For each line of the listing that includes the word "your", show the whole line.

[[ DATA FOR PROCESSING, beginning ]]

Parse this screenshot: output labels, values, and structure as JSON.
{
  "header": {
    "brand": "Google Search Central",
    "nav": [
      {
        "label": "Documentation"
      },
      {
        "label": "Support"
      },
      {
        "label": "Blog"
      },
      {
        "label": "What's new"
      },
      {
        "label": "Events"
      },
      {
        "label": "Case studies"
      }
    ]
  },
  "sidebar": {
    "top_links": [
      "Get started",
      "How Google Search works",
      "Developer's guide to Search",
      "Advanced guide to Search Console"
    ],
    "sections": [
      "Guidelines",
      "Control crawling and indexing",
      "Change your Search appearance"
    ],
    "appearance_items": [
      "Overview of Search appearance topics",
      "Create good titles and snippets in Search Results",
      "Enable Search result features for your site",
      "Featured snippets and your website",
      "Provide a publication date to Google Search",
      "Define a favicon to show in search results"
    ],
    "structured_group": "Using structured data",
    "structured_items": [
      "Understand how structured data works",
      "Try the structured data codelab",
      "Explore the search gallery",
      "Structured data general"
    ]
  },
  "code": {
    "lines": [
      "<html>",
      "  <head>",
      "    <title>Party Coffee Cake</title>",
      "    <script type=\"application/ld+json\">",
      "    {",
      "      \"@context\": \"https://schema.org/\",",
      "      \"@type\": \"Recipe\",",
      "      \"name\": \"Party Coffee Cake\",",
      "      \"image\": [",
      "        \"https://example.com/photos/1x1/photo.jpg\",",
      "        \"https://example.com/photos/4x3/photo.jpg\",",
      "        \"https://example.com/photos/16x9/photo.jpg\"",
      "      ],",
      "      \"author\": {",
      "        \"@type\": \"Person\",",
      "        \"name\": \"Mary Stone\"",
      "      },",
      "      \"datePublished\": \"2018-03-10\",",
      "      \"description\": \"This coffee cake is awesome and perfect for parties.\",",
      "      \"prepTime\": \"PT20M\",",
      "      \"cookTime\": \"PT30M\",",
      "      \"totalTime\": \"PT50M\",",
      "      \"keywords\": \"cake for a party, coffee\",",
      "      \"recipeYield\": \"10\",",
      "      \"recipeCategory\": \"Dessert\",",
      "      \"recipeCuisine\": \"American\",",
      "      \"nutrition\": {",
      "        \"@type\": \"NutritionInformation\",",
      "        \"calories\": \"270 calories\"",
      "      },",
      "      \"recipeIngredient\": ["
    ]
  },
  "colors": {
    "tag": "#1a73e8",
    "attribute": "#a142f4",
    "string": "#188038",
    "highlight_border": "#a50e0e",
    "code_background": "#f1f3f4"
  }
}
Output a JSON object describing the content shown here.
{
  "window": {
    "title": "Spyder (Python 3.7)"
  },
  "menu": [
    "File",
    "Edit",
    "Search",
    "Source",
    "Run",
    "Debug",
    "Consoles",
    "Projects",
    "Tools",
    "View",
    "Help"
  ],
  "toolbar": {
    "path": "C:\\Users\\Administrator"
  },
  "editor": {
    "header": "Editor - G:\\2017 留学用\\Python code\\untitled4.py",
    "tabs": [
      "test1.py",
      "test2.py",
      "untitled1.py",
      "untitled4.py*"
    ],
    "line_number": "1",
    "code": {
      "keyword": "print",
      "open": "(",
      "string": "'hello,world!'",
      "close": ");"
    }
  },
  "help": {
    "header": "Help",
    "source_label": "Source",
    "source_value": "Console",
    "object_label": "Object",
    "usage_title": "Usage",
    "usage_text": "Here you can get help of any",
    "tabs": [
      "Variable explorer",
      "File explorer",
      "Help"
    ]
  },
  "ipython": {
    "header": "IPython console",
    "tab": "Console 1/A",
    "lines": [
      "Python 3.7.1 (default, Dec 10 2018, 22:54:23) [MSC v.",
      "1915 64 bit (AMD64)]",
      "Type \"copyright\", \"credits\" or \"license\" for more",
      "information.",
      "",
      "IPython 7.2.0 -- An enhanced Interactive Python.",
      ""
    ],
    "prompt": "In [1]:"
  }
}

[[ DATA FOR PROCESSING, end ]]
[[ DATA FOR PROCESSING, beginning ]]

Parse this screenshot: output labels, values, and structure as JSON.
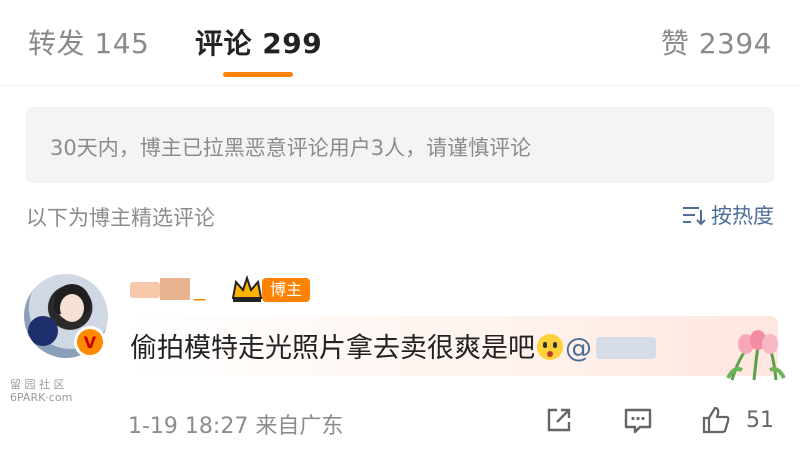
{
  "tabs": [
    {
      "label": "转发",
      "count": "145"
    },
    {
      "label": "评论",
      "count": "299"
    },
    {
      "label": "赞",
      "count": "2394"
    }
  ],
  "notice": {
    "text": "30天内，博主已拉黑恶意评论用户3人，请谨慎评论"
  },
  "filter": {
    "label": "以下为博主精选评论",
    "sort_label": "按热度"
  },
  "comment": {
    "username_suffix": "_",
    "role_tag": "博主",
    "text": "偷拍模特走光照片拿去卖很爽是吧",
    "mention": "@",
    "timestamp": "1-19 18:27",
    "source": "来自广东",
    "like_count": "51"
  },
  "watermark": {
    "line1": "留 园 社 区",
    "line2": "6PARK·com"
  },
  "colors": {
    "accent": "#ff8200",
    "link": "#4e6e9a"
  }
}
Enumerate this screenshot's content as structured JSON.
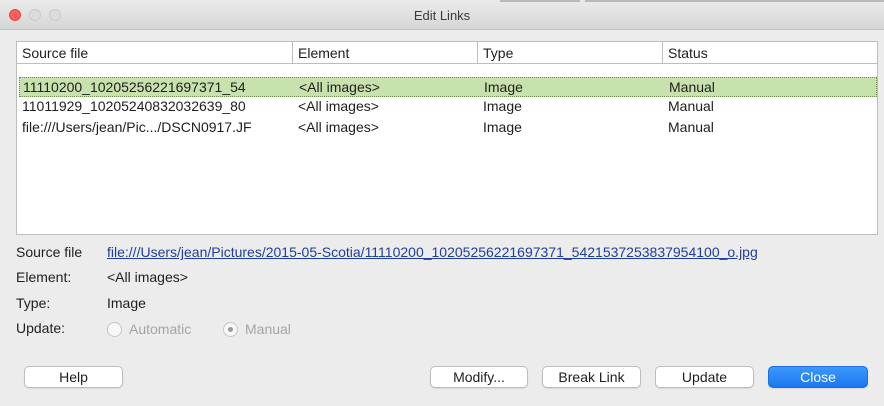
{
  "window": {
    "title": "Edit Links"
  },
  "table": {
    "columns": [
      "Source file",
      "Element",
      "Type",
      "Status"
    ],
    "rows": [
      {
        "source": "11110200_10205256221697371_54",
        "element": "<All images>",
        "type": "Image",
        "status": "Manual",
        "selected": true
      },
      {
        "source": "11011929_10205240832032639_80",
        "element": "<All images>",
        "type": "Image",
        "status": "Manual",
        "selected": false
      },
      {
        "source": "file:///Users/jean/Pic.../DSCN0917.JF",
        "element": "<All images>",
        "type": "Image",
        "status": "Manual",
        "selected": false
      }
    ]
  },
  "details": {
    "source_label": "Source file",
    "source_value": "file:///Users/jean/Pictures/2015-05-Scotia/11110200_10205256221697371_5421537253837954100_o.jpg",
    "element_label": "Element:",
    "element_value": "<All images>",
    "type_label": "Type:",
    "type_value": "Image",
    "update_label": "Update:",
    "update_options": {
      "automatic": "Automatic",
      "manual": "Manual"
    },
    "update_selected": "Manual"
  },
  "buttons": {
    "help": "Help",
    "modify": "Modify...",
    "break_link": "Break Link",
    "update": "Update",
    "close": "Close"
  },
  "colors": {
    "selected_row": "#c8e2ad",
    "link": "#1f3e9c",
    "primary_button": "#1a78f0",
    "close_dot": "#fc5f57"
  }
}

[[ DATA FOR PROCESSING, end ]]

RESPONSE AREA:
      "Change your Search appearance"
      "Enable Search result features for your site",
      "Featured snippets and your website",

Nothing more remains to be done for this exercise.